The records section start
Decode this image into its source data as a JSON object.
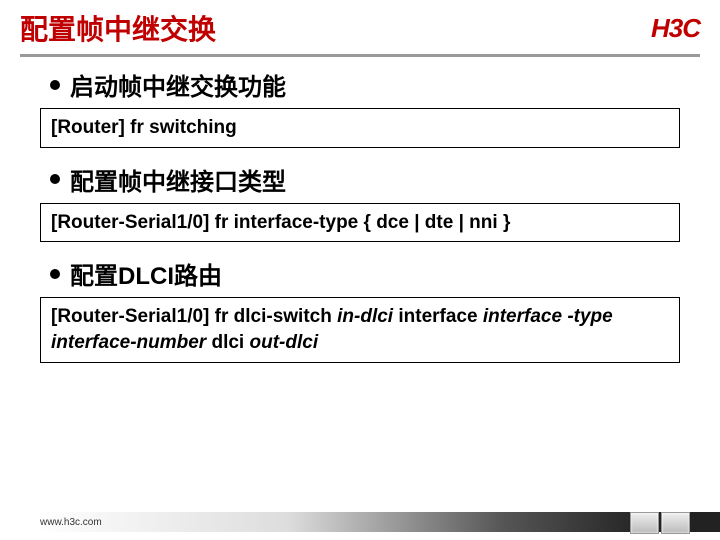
{
  "header": {
    "title": "配置帧中继交换",
    "logo": "H3C"
  },
  "sections": {
    "s1": {
      "bullet": "启动帧中继交换功能",
      "cmd": "[Router] fr switching"
    },
    "s2": {
      "bullet": "配置帧中继接口类型",
      "cmd": "[Router-Serial1/0] fr interface-type { dce | dte | nni }"
    },
    "s3": {
      "bullet": "配置DLCI路由",
      "cmd_pre": "[Router-Serial1/0] fr dlci-switch ",
      "cmd_i1": "in-dlci",
      "cmd_mid1": " interface ",
      "cmd_i2": "interface -type interface-number",
      "cmd_mid2": " dlci ",
      "cmd_i3": "out-dlci"
    }
  },
  "footer": {
    "url": "www.h3c.com"
  }
}
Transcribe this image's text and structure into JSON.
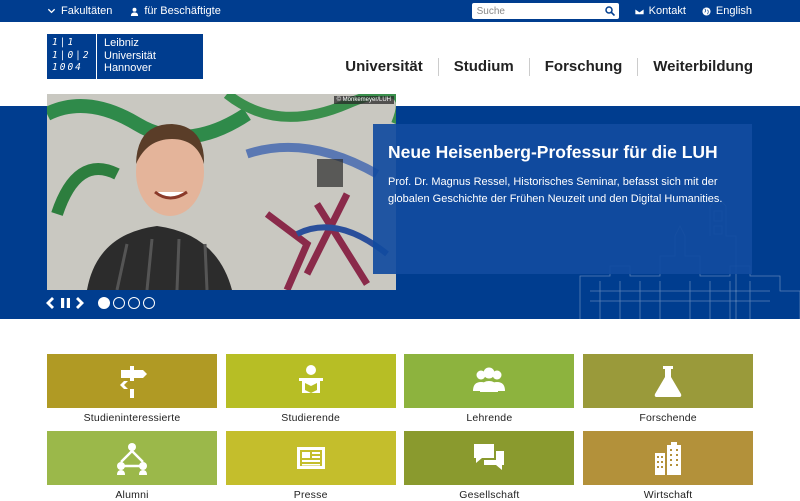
{
  "topbar": {
    "faculties": "Fakultäten",
    "employees": "für Beschäftigte",
    "search_placeholder": "Suche",
    "contact": "Kontakt",
    "language": "English"
  },
  "logo": {
    "mark_lines": [
      "1|1",
      "1|0|2",
      "1004"
    ],
    "name_lines": [
      "Leibniz",
      "Universität",
      "Hannover"
    ]
  },
  "nav": [
    "Universität",
    "Studium",
    "Forschung",
    "Weiterbildung"
  ],
  "hero": {
    "copyright": "© Mönkemeyer/LUH",
    "title": "Neue Heisenberg-Professur für die LUH",
    "text": "Prof. Dr. Magnus Ressel, Historisches Seminar, befasst sich mit der globa­len Geschichte der Frühen Neuzeit und den Digital Humanities.",
    "slide_count": 4,
    "active_slide": 0
  },
  "tiles": [
    {
      "label": "Studieninteressierte",
      "color": "#b09a24",
      "icon": "signpost-icon"
    },
    {
      "label": "Studierende",
      "color": "#b7be25",
      "icon": "student-icon"
    },
    {
      "label": "Lehrende",
      "color": "#8db33e",
      "icon": "group-icon"
    },
    {
      "label": "Forschende",
      "color": "#9a9a3a",
      "icon": "flask-icon"
    },
    {
      "label": "Alumni",
      "color": "#9bb84a",
      "icon": "network-icon"
    },
    {
      "label": "Presse",
      "color": "#c4be2c",
      "icon": "newspaper-icon"
    },
    {
      "label": "Gesellschaft",
      "color": "#8a9a2e",
      "icon": "chat-icon"
    },
    {
      "label": "Wirtschaft",
      "color": "#b3913a",
      "icon": "buildings-icon"
    }
  ],
  "colors": {
    "brand_blue": "#003d8f",
    "teaser_blue": "#114ba0"
  }
}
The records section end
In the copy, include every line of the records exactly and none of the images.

Decode this image into its source data as a JSON object.
{
  "header": {
    "title": "配置帧中继交换",
    "logo": "H3C"
  },
  "sections": {
    "s1": {
      "bullet": "启动帧中继交换功能",
      "cmd": "[Router] fr switching"
    },
    "s2": {
      "bullet": "配置帧中继接口类型",
      "cmd": "[Router-Serial1/0] fr interface-type { dce | dte | nni }"
    },
    "s3": {
      "bullet": "配置DLCI路由",
      "cmd_pre": "[Router-Serial1/0] fr dlci-switch ",
      "cmd_i1": "in-dlci",
      "cmd_mid1": " interface ",
      "cmd_i2": "interface -type interface-number",
      "cmd_mid2": " dlci ",
      "cmd_i3": "out-dlci"
    }
  },
  "footer": {
    "url": "www.h3c.com"
  }
}
Transcribe this image's text and structure into JSON.
{
  "topbar": {
    "faculties": "Fakultäten",
    "employees": "für Beschäftigte",
    "search_placeholder": "Suche",
    "contact": "Kontakt",
    "language": "English"
  },
  "logo": {
    "mark_lines": [
      "1|1",
      "1|0|2",
      "1004"
    ],
    "name_lines": [
      "Leibniz",
      "Universität",
      "Hannover"
    ]
  },
  "nav": [
    "Universität",
    "Studium",
    "Forschung",
    "Weiterbildung"
  ],
  "hero": {
    "copyright": "© Mönkemeyer/LUH",
    "title": "Neue Heisenberg-Professur für die LUH",
    "text": "Prof. Dr. Magnus Ressel, Historisches Seminar, befasst sich mit der globa­len Geschichte der Frühen Neuzeit und den Digital Humanities.",
    "slide_count": 4,
    "active_slide": 0
  },
  "tiles": [
    {
      "label": "Studieninteressierte",
      "color": "#b09a24",
      "icon": "signpost-icon"
    },
    {
      "label": "Studierende",
      "color": "#b7be25",
      "icon": "student-icon"
    },
    {
      "label": "Lehrende",
      "color": "#8db33e",
      "icon": "group-icon"
    },
    {
      "label": "Forschende",
      "color": "#9a9a3a",
      "icon": "flask-icon"
    },
    {
      "label": "Alumni",
      "color": "#9bb84a",
      "icon": "network-icon"
    },
    {
      "label": "Presse",
      "color": "#c4be2c",
      "icon": "newspaper-icon"
    },
    {
      "label": "Gesellschaft",
      "color": "#8a9a2e",
      "icon": "chat-icon"
    },
    {
      "label": "Wirtschaft",
      "color": "#b3913a",
      "icon": "buildings-icon"
    }
  ],
  "colors": {
    "brand_blue": "#003d8f",
    "teaser_blue": "#114ba0"
  }
}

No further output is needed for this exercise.